Required work:
Look through the entries below for the string "JSON", and copy each line where it is found.

Records from a dataset:
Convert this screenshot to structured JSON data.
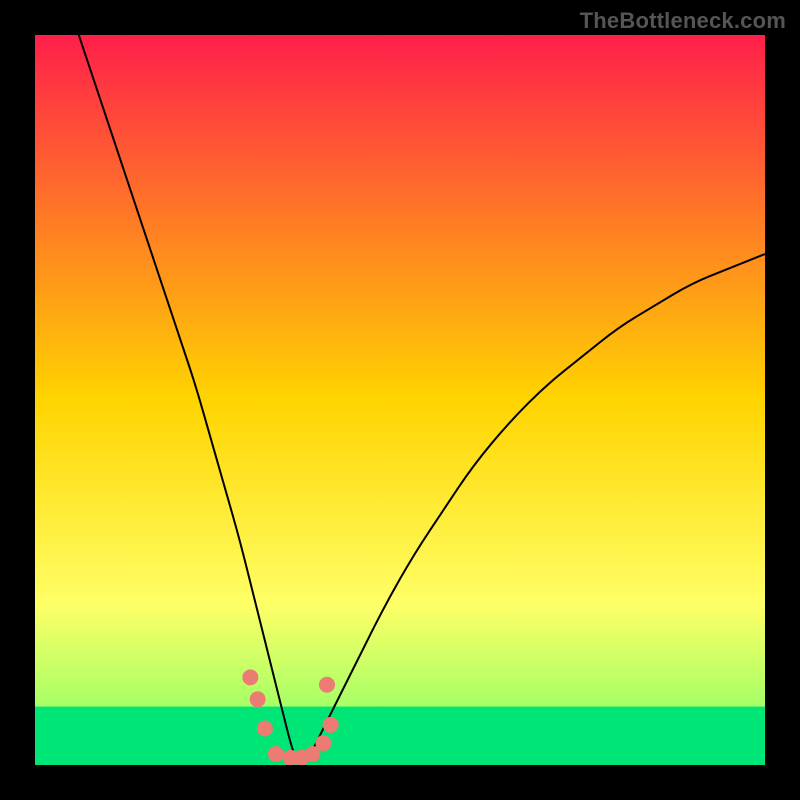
{
  "watermark": "TheBottleneck.com",
  "chart_data": {
    "type": "line",
    "title": "",
    "xlabel": "",
    "ylabel": "",
    "xlim": [
      0,
      100
    ],
    "ylim": [
      0,
      100
    ],
    "legend": false,
    "grid": false,
    "background_gradient": {
      "direction": "vertical",
      "stops": [
        {
          "pos": 0.0,
          "color": "#ff1f4b"
        },
        {
          "pos": 0.5,
          "color": "#ffd400"
        },
        {
          "pos": 0.78,
          "color": "#ffff66"
        },
        {
          "pos": 0.94,
          "color": "#99ff66"
        },
        {
          "pos": 1.0,
          "color": "#00e676"
        }
      ]
    },
    "green_band": {
      "y_start": 0,
      "y_end": 8
    },
    "series": [
      {
        "name": "bottleneck-curve",
        "stroke": "#000000",
        "stroke_width": 2,
        "x": [
          6,
          8,
          10,
          12,
          14,
          16,
          18,
          20,
          22,
          24,
          26,
          28,
          30,
          32,
          34,
          35,
          36,
          37,
          38,
          40,
          44,
          48,
          52,
          56,
          60,
          65,
          70,
          75,
          80,
          85,
          90,
          95,
          100
        ],
        "y": [
          100,
          94,
          88,
          82,
          76,
          70,
          64,
          58,
          52,
          45,
          38,
          31,
          23,
          15,
          7,
          3,
          0,
          0,
          2,
          6,
          14,
          22,
          29,
          35,
          41,
          47,
          52,
          56,
          60,
          63,
          66,
          68,
          70
        ]
      }
    ],
    "markers": {
      "name": "highlight-dots",
      "color": "#ec7b73",
      "radius_px": 8,
      "points": [
        {
          "x": 29.5,
          "y": 12
        },
        {
          "x": 30.5,
          "y": 9
        },
        {
          "x": 31.5,
          "y": 5
        },
        {
          "x": 33.0,
          "y": 1.5
        },
        {
          "x": 35.0,
          "y": 1.0
        },
        {
          "x": 36.5,
          "y": 1.0
        },
        {
          "x": 38.0,
          "y": 1.5
        },
        {
          "x": 39.5,
          "y": 3.0
        },
        {
          "x": 40.5,
          "y": 5.5
        },
        {
          "x": 40.0,
          "y": 11
        }
      ]
    }
  }
}
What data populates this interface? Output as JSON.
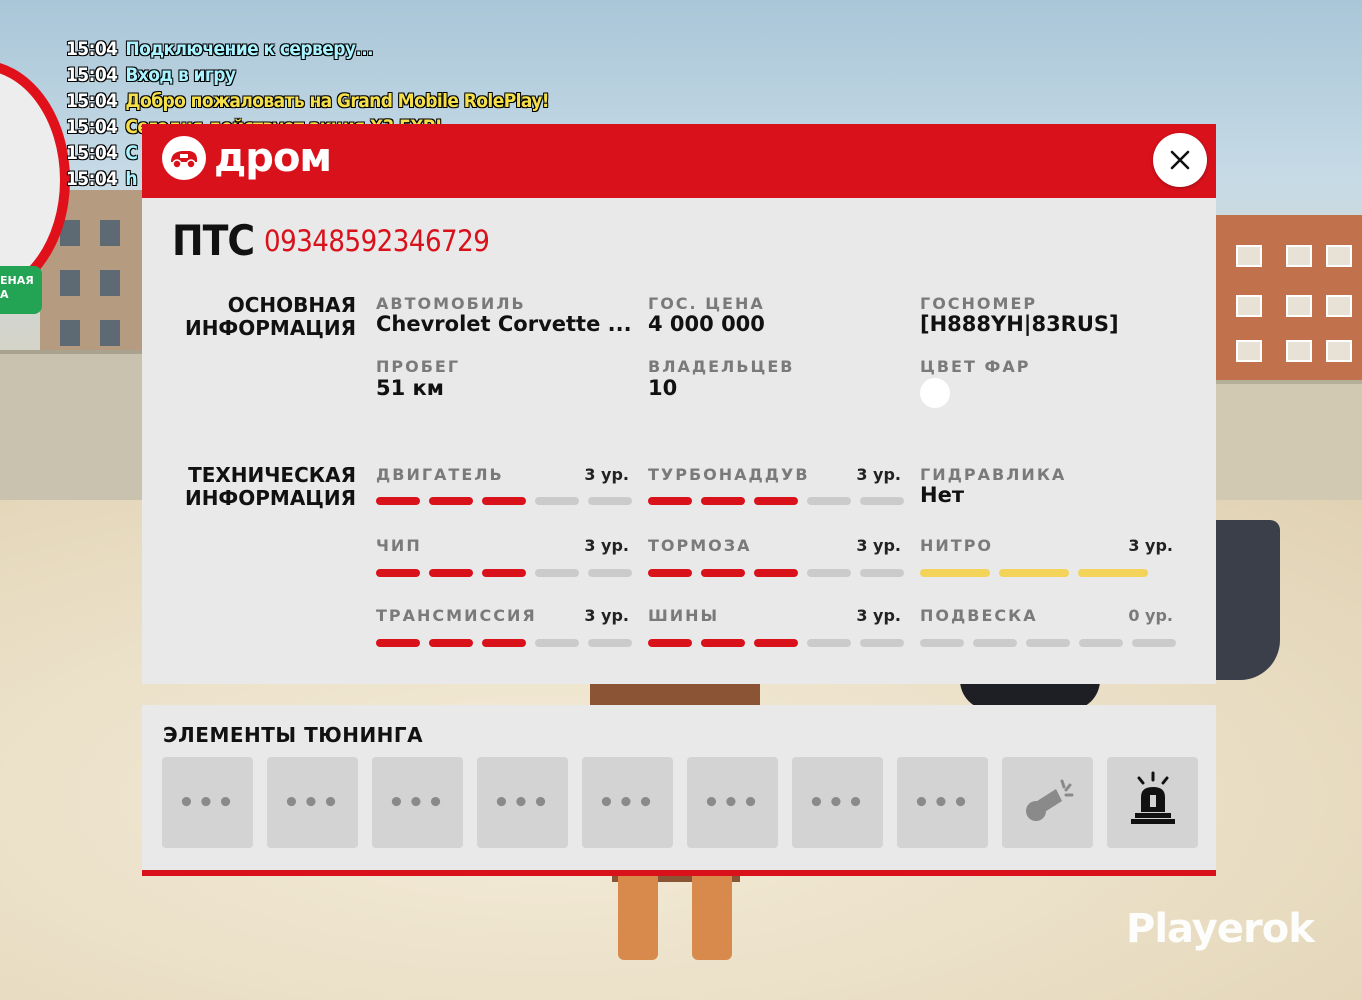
{
  "chat": [
    {
      "time": "15:04",
      "text": "Подключение к серверу...",
      "color": "#a8f3ff"
    },
    {
      "time": "15:04",
      "text": "Вход в игру",
      "color": "#a8f3ff"
    },
    {
      "time": "15:04",
      "text": "Добро пожаловать на Grand Mobile RolePlay!",
      "color": "#f6e04a"
    },
    {
      "time": "15:04",
      "text": "Сегодня действует акция Х3 EXP!",
      "color": "#f6e04a"
    },
    {
      "time": "15:04",
      "text": "С",
      "color": "#a8f3ff"
    },
    {
      "time": "15:04",
      "text": "h",
      "color": "#a8f3ff"
    }
  ],
  "side_tag": "ЕНАЯ\nА",
  "header": {
    "logo_text": "дром",
    "close_icon": "close-icon"
  },
  "pts": {
    "label": "ПТС",
    "number": "09348592346729"
  },
  "main_info": {
    "title_line1": "ОСНОВНАЯ",
    "title_line2": "ИНФОРМАЦИЯ",
    "car_label": "АВТОМОБИЛЬ",
    "car_value": "Chevrolet Corvette ...",
    "price_label": "ГОС. ЦЕНА",
    "price_value": "4 000 000",
    "plate_label": "ГОСНОМЕР",
    "plate_value": "[H888YH|83RUS]",
    "mileage_label": "ПРОБЕГ",
    "mileage_value": "51 км",
    "owners_label": "ВЛАДЕЛЬЦЕВ",
    "owners_value": "10",
    "lights_label": "ЦВЕТ ФАР",
    "lights_color": "#ffffff"
  },
  "tech_info": {
    "title_line1": "ТЕХНИЧЕСКАЯ",
    "title_line2": "ИНФОРМАЦИЯ",
    "engine": {
      "label": "ДВИГАТЕЛЬ",
      "level_text": "3 ур.",
      "level": 3,
      "max": 5
    },
    "turbo": {
      "label": "ТУРБОНАДДУВ",
      "level_text": "3 ур.",
      "level": 3,
      "max": 5
    },
    "hydraulics": {
      "label": "ГИДРАВЛИКА",
      "value": "Нет"
    },
    "chip": {
      "label": "ЧИП",
      "level_text": "3 ур.",
      "level": 3,
      "max": 5
    },
    "brakes": {
      "label": "ТОРМОЗА",
      "level_text": "3 ур.",
      "level": 3,
      "max": 5
    },
    "nitro": {
      "label": "НИТРО",
      "level_text": "3 ур.",
      "level": 3,
      "max": 3
    },
    "transmission": {
      "label": "ТРАНСМИССИЯ",
      "level_text": "3 ур.",
      "level": 3,
      "max": 5
    },
    "tires": {
      "label": "ШИНЫ",
      "level_text": "3 ур.",
      "level": 3,
      "max": 5
    },
    "suspension": {
      "label": "ПОДВЕСКА",
      "level_text": "0 ур.",
      "level": 0,
      "max": 5
    }
  },
  "tuning": {
    "title": "ЭЛЕМЕНТЫ ТЮНИНГА",
    "slots": [
      "•••",
      "•••",
      "•••",
      "•••",
      "•••",
      "•••",
      "•••",
      "•••",
      "horn-icon",
      "siren-icon"
    ]
  },
  "watermark": "Playerok",
  "colors": {
    "accent": "#d8111b",
    "nitro": "#f3d35a",
    "inactive": "#cbcbcb"
  }
}
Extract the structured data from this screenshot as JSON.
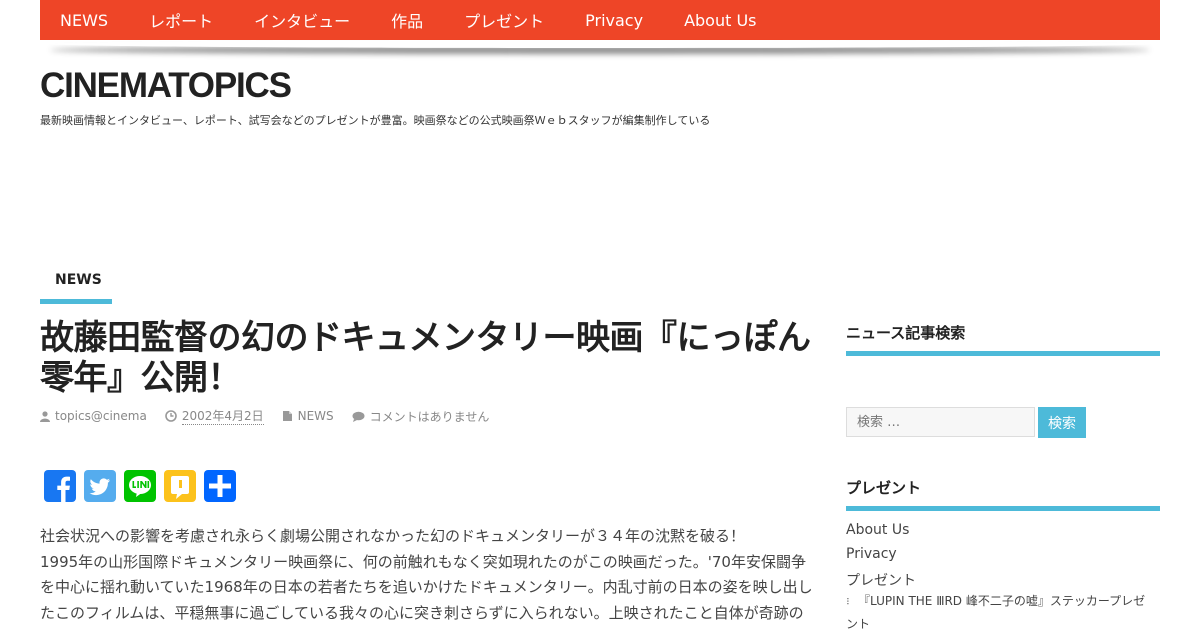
{
  "nav": {
    "items": [
      "NEWS",
      "レポート",
      "インタビュー",
      "作品",
      "プレゼント",
      "Privacy",
      "About Us"
    ]
  },
  "site": {
    "title": "CINEMATOPICS",
    "description": "最新映画情報とインタビュー、レポート、試写会などのプレゼントが豊富。映画祭などの公式映画祭Ｗｅｂスタッフが編集制作している"
  },
  "category": {
    "label": "NEWS"
  },
  "post": {
    "title": "故藤田監督の幻のドキュメンタリー映画『にっぽん零年』公開！",
    "meta": {
      "author": "topics@cinema",
      "date": "2002年4月2日",
      "category": "NEWS",
      "comments": "コメントはありません"
    },
    "body": [
      "社会状況への影響を考慮され永らく劇場公開されなかった幻のドキュメンタリーが３４年の沈黙を破る！",
      "1995年の山形国際ドキュメンタリー映画祭に、何の前触れもなく突如現れたのがこの映画だった。'70年安保闘争を中心に揺れ動いていた1968年の日本の若者たちを追いかけたドキュメンタリー。内乱寸前の日本の姿を映し出したこのフィルムは、平穏無事に過ごしている我々の心に突き刺さらずに入られない。上映されたこと自体が奇跡の"
    ]
  },
  "share": {
    "buttons": [
      "facebook-icon",
      "twitter-icon",
      "line-icon",
      "hatena-icon",
      "share-icon"
    ],
    "colors": {
      "facebook": "#1877f2",
      "twitter": "#55acee",
      "line": "#00c300",
      "hatena": "#fcc21b",
      "share": "#0166ff"
    }
  },
  "sidebar": {
    "search_title": "ニュース記事検索",
    "search_placeholder": "検索 …",
    "search_button": "検索",
    "present_title": "プレゼント",
    "links": [
      "About Us",
      "Privacy",
      "プレゼント"
    ],
    "sub_link": "『LUPIN THE ⅢRD 峰不二子の嘘』ステッカープレゼント"
  },
  "colors": {
    "nav_bg": "#ee4527",
    "accent": "#4dbad9"
  }
}
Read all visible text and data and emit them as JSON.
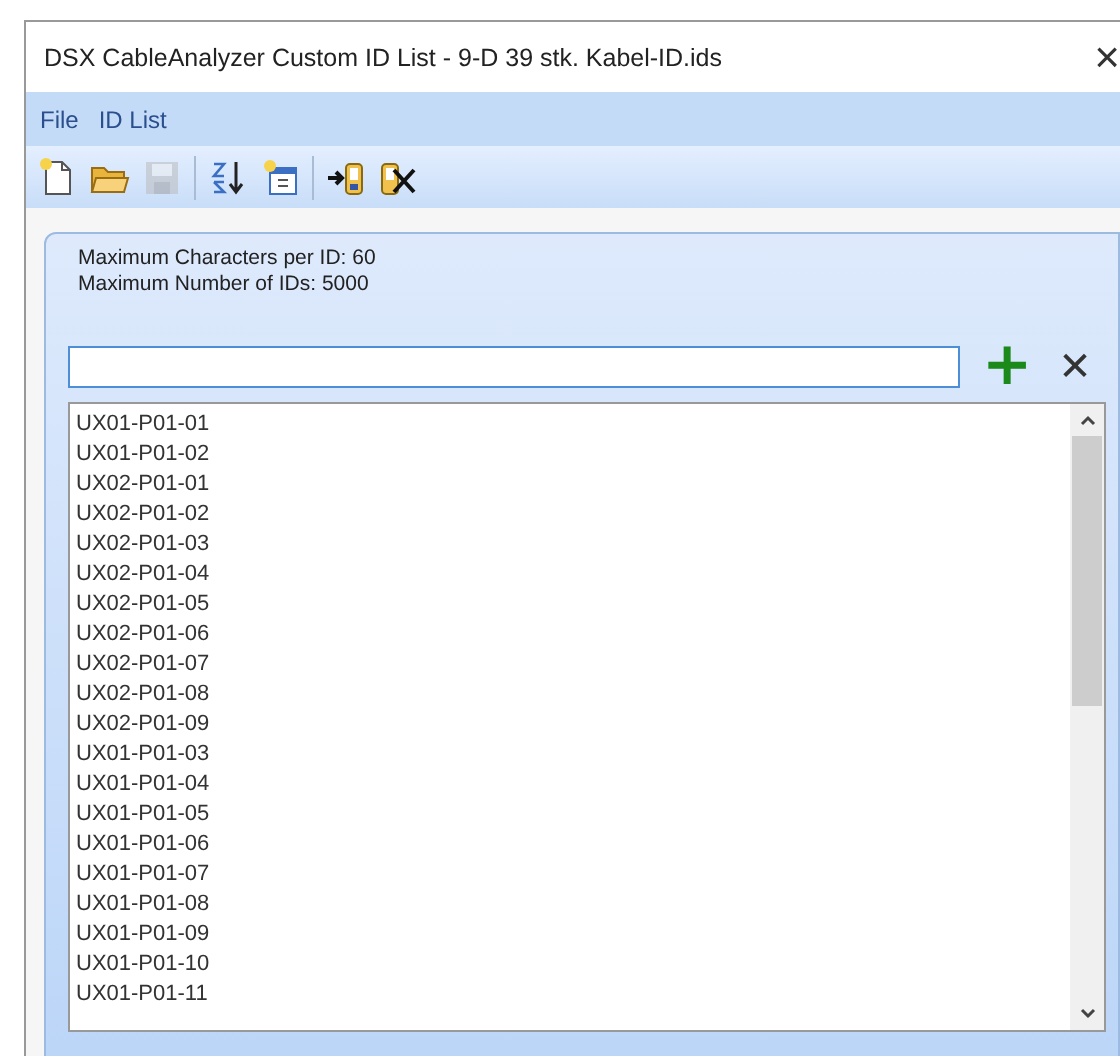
{
  "window": {
    "title": "DSX CableAnalyzer Custom ID List - 9-D 39 stk. Kabel-ID.ids",
    "close": "×"
  },
  "menu": [
    {
      "label": "File"
    },
    {
      "label": "ID List"
    }
  ],
  "toolbar": [
    {
      "kind": "new",
      "disabled": false
    },
    {
      "kind": "open",
      "disabled": false
    },
    {
      "kind": "save",
      "disabled": true
    },
    {
      "kind": "sort",
      "disabled": false
    },
    {
      "kind": "newlist",
      "disabled": false
    },
    {
      "kind": "import",
      "disabled": false
    },
    {
      "kind": "remove",
      "disabled": false
    }
  ],
  "info": [
    "Maximum Characters per ID: 60",
    "Maximum Number of IDs: 5000"
  ],
  "entry": {
    "add": "+",
    "clear": "✕"
  },
  "ids": [
    "UX01-P01-01",
    "UX01-P01-02",
    "UX02-P01-01",
    "UX02-P01-02",
    "UX02-P01-03",
    "UX02-P01-04",
    "UX02-P01-05",
    "UX02-P01-06",
    "UX02-P01-07",
    "UX02-P01-08",
    "UX02-P01-09",
    "UX01-P01-03",
    "UX01-P01-04",
    "UX01-P01-05",
    "UX01-P01-06",
    "UX01-P01-07",
    "UX01-P01-08",
    "UX01-P01-09",
    "UX01-P01-10",
    "UX01-P01-11"
  ]
}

Output for this task:
Convert this screenshot to structured JSON data.
What data populates this interface? Output as JSON.
Extract the structured data from this screenshot as JSON.
Read all visible text and data and emit them as JSON.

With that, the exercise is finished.